= WHAT THE TASK REQUIRES =
Scan the entries for the string "pair" and give the number of lines that have it, nothing further.

|---|

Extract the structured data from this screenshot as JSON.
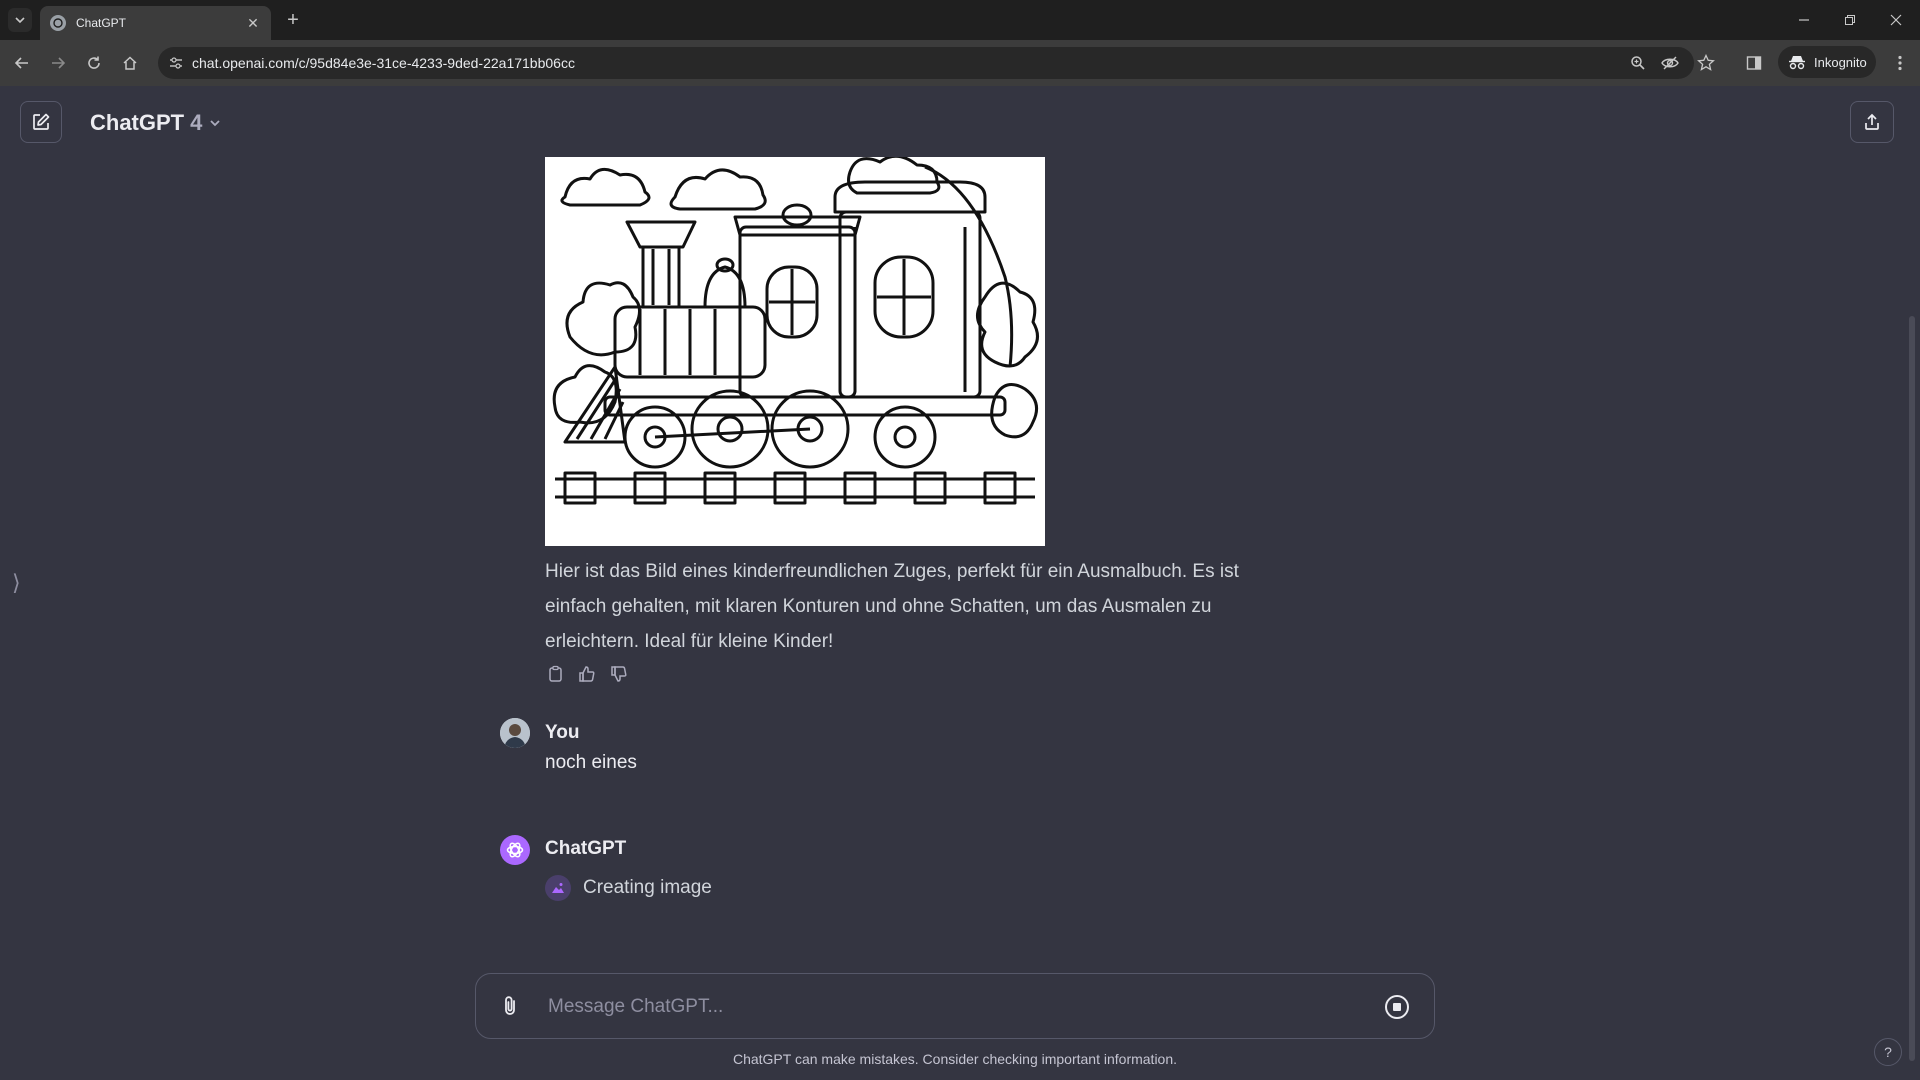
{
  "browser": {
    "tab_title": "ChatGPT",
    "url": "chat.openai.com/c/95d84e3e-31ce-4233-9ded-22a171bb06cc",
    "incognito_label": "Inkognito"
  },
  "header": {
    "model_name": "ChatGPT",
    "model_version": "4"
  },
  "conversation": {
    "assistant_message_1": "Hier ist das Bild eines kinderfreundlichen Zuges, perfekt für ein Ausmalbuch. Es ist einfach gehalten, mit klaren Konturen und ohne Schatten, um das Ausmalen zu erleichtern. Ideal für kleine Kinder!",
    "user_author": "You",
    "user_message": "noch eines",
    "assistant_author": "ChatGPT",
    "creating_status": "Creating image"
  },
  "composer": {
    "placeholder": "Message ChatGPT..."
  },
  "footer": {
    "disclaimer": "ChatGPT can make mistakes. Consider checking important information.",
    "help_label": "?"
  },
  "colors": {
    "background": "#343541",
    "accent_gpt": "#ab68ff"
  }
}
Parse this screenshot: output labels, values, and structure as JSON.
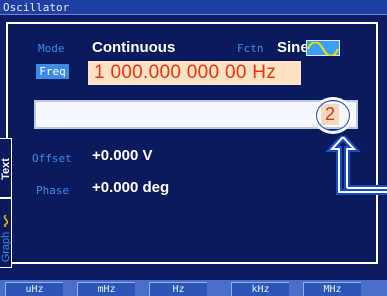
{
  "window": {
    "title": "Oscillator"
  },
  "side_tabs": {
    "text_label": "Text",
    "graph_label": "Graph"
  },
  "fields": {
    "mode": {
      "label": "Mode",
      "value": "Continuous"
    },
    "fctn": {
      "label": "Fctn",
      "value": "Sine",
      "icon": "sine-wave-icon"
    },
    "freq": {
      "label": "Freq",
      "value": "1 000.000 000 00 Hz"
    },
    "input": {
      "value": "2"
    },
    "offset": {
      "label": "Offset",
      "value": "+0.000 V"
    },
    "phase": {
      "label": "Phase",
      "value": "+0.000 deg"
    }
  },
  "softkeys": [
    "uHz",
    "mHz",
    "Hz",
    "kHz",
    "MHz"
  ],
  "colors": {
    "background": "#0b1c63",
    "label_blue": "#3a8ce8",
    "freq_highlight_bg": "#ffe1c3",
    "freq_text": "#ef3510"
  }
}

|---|

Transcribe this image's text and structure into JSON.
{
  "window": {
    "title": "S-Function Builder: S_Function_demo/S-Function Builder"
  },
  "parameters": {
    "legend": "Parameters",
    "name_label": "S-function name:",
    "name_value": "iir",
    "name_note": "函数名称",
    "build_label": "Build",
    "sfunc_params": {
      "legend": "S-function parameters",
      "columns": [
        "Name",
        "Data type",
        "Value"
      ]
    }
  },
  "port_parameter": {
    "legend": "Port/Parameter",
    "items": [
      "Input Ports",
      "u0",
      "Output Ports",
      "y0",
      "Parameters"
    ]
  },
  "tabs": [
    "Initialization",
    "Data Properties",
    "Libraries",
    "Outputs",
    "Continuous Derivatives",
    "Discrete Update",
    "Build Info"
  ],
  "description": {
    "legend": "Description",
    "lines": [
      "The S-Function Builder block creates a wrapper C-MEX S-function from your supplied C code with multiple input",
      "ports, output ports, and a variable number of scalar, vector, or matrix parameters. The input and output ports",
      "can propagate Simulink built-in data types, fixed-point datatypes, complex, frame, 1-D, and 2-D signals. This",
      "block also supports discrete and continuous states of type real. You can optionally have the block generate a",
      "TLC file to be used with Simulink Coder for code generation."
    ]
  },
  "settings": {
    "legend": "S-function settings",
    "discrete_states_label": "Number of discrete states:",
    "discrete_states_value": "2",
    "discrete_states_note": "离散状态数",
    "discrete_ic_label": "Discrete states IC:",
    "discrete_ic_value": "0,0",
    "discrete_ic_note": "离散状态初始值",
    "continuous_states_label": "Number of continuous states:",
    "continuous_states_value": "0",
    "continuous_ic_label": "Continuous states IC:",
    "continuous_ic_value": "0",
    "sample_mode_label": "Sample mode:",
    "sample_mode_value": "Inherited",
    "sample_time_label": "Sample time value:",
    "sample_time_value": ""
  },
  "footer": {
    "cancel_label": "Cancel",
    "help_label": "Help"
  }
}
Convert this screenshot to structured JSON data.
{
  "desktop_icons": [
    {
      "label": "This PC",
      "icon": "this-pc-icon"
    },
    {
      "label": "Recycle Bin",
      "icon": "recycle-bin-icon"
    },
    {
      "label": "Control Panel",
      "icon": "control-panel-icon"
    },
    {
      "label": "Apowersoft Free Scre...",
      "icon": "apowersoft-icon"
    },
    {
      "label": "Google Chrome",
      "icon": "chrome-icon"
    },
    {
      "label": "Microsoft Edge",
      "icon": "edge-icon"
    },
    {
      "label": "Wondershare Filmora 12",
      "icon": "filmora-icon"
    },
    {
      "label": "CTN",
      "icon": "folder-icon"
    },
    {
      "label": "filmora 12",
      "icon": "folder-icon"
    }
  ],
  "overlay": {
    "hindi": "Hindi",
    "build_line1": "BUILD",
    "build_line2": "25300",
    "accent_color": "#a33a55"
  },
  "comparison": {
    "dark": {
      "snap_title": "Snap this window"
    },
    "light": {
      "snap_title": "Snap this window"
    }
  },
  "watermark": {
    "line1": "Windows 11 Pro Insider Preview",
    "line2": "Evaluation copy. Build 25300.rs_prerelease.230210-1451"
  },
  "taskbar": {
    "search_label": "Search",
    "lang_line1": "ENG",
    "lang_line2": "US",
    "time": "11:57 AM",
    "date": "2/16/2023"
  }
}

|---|

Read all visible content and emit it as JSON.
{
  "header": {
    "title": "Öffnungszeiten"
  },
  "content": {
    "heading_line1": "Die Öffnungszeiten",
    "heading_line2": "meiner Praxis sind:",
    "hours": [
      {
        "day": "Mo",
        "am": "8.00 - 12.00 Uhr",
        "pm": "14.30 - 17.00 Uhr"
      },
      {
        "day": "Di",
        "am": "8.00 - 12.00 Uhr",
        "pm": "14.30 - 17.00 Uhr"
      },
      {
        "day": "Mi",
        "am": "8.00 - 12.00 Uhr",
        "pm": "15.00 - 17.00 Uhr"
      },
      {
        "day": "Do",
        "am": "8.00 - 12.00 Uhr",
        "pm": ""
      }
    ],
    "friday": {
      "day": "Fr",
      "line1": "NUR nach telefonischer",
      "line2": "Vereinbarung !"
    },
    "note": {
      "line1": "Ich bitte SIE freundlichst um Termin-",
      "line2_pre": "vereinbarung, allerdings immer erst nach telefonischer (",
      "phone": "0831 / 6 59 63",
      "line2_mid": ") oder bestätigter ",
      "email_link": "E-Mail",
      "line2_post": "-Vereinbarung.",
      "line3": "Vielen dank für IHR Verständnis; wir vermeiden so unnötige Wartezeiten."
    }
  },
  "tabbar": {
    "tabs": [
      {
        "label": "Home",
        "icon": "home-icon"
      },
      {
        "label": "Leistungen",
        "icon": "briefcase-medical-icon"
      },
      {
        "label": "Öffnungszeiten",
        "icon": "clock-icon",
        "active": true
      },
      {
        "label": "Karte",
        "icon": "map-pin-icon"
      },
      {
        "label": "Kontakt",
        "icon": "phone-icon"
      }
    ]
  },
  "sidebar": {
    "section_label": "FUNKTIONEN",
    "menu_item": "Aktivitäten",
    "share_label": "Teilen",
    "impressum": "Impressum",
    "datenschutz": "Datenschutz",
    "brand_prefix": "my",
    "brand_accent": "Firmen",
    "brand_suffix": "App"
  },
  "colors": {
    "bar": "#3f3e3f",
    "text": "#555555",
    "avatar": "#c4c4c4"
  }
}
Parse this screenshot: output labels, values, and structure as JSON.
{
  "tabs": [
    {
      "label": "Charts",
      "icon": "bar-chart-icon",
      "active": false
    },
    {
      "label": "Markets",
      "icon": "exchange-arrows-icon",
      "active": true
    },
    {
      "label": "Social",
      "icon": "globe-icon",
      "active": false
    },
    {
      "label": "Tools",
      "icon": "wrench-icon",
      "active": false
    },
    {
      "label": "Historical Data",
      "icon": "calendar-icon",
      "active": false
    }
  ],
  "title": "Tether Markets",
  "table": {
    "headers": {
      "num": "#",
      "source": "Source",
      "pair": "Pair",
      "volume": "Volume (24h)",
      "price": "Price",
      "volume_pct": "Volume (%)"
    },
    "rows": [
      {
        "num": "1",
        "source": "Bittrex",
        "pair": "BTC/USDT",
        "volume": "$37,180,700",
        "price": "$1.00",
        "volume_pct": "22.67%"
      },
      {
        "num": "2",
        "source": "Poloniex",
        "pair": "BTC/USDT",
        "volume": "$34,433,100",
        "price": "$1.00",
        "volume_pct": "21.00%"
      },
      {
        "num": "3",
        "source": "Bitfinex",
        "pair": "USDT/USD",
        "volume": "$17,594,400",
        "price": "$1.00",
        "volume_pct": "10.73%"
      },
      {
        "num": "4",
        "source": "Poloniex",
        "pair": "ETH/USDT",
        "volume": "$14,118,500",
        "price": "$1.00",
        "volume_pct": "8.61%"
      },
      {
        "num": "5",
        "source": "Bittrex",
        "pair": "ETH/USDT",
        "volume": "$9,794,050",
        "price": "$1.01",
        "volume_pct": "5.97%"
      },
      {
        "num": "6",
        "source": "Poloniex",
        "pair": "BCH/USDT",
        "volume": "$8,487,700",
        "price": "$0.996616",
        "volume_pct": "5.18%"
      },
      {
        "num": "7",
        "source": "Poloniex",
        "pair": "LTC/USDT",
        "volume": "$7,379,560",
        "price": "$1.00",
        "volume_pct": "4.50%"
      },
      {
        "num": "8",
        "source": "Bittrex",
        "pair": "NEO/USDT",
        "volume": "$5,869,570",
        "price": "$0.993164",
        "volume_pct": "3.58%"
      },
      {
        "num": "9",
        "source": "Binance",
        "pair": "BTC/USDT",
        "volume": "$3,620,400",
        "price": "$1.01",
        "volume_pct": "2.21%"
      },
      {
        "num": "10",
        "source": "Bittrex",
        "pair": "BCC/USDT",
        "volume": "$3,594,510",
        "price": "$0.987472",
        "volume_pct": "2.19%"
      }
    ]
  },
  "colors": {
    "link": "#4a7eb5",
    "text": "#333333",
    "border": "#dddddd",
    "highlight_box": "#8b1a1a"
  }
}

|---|

= WRITTEN REPLY =
11